[[ DATA FOR THIS TASK, beginning ]]
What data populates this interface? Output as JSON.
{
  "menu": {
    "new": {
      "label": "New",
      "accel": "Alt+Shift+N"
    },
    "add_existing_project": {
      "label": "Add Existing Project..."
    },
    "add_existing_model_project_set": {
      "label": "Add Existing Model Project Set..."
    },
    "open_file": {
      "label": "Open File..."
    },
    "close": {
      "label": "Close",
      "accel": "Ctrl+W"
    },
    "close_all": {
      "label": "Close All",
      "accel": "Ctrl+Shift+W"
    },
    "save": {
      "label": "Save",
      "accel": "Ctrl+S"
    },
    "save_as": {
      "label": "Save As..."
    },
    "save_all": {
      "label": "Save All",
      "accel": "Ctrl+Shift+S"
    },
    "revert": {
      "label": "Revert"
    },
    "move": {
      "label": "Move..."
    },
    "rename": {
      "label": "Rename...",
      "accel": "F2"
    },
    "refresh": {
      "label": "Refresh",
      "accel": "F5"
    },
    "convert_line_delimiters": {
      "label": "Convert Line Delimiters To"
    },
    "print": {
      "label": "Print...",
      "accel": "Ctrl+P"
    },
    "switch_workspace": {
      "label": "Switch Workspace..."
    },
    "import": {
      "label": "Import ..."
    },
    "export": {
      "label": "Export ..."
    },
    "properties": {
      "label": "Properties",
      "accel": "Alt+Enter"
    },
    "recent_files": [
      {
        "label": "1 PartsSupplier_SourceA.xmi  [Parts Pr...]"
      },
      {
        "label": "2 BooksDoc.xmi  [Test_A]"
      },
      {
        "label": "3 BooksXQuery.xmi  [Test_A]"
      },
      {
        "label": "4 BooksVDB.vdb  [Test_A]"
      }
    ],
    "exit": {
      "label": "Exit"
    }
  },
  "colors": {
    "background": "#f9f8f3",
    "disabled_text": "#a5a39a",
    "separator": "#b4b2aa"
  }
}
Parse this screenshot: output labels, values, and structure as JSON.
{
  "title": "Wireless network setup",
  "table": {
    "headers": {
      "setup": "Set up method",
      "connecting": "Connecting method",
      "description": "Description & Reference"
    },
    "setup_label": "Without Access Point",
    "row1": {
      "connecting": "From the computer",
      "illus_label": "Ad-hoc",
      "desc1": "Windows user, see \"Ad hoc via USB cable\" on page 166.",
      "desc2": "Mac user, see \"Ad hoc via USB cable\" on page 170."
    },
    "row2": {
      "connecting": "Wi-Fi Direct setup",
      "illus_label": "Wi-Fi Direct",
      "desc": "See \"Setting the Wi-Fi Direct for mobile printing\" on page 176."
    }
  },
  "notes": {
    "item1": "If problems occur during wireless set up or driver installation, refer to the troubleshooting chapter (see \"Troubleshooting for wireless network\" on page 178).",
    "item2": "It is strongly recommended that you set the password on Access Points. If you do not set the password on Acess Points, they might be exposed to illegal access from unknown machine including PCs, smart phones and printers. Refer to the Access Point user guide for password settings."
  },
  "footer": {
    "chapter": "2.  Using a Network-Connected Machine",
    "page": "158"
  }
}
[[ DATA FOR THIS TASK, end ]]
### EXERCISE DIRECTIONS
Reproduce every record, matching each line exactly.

### ANSWER SPACE
What data populates this interface? Output as JSON.
{
  "menu": {
    "new": {
      "label": "New",
      "accel": "Alt+Shift+N"
    },
    "add_existing_project": {
      "label": "Add Existing Project..."
    },
    "add_existing_model_project_set": {
      "label": "Add Existing Model Project Set..."
    },
    "open_file": {
      "label": "Open File..."
    },
    "close": {
      "label": "Close",
      "accel": "Ctrl+W"
    },
    "close_all": {
      "label": "Close All",
      "accel": "Ctrl+Shift+W"
    },
    "save": {
      "label": "Save",
      "accel": "Ctrl+S"
    },
    "save_as": {
      "label": "Save As..."
    },
    "save_all": {
      "label": "Save All",
      "accel": "Ctrl+Shift+S"
    },
    "revert": {
      "label": "Revert"
    },
    "move": {
      "label": "Move..."
    },
    "rename": {
      "label": "Rename...",
      "accel": "F2"
    },
    "refresh": {
      "label": "Refresh",
      "accel": "F5"
    },
    "convert_line_delimiters": {
      "label": "Convert Line Delimiters To"
    },
    "print": {
      "label": "Print...",
      "accel": "Ctrl+P"
    },
    "switch_workspace": {
      "label": "Switch Workspace..."
    },
    "import": {
      "label": "Import ..."
    },
    "export": {
      "label": "Export ..."
    },
    "properties": {
      "label": "Properties",
      "accel": "Alt+Enter"
    },
    "recent_files": [
      {
        "label": "1 PartsSupplier_SourceA.xmi  [Parts Pr...]"
      },
      {
        "label": "2 BooksDoc.xmi  [Test_A]"
      },
      {
        "label": "3 BooksXQuery.xmi  [Test_A]"
      },
      {
        "label": "4 BooksVDB.vdb  [Test_A]"
      }
    ],
    "exit": {
      "label": "Exit"
    }
  },
  "colors": {
    "background": "#f9f8f3",
    "disabled_text": "#a5a39a",
    "separator": "#b4b2aa"
  }
}
Parse this screenshot: output labels, values, and structure as JSON.
{
  "title": "Wireless network setup",
  "table": {
    "headers": {
      "setup": "Set up method",
      "connecting": "Connecting method",
      "description": "Description & Reference"
    },
    "setup_label": "Without Access Point",
    "row1": {
      "connecting": "From the computer",
      "illus_label": "Ad-hoc",
      "desc1": "Windows user, see \"Ad hoc via USB cable\" on page 166.",
      "desc2": "Mac user, see \"Ad hoc via USB cable\" on page 170."
    },
    "row2": {
      "connecting": "Wi-Fi Direct setup",
      "illus_label": "Wi-Fi Direct",
      "desc": "See \"Setting the Wi-Fi Direct for mobile printing\" on page 176."
    }
  },
  "notes": {
    "item1": "If problems occur during wireless set up or driver installation, refer to the troubleshooting chapter (see \"Troubleshooting for wireless network\" on page 178).",
    "item2": "It is strongly recommended that you set the password on Access Points. If you do not set the password on Acess Points, they might be exposed to illegal access from unknown machine including PCs, smart phones and printers. Refer to the Access Point user guide for password settings."
  },
  "footer": {
    "chapter": "2.  Using a Network-Connected Machine",
    "page": "158"
  }
}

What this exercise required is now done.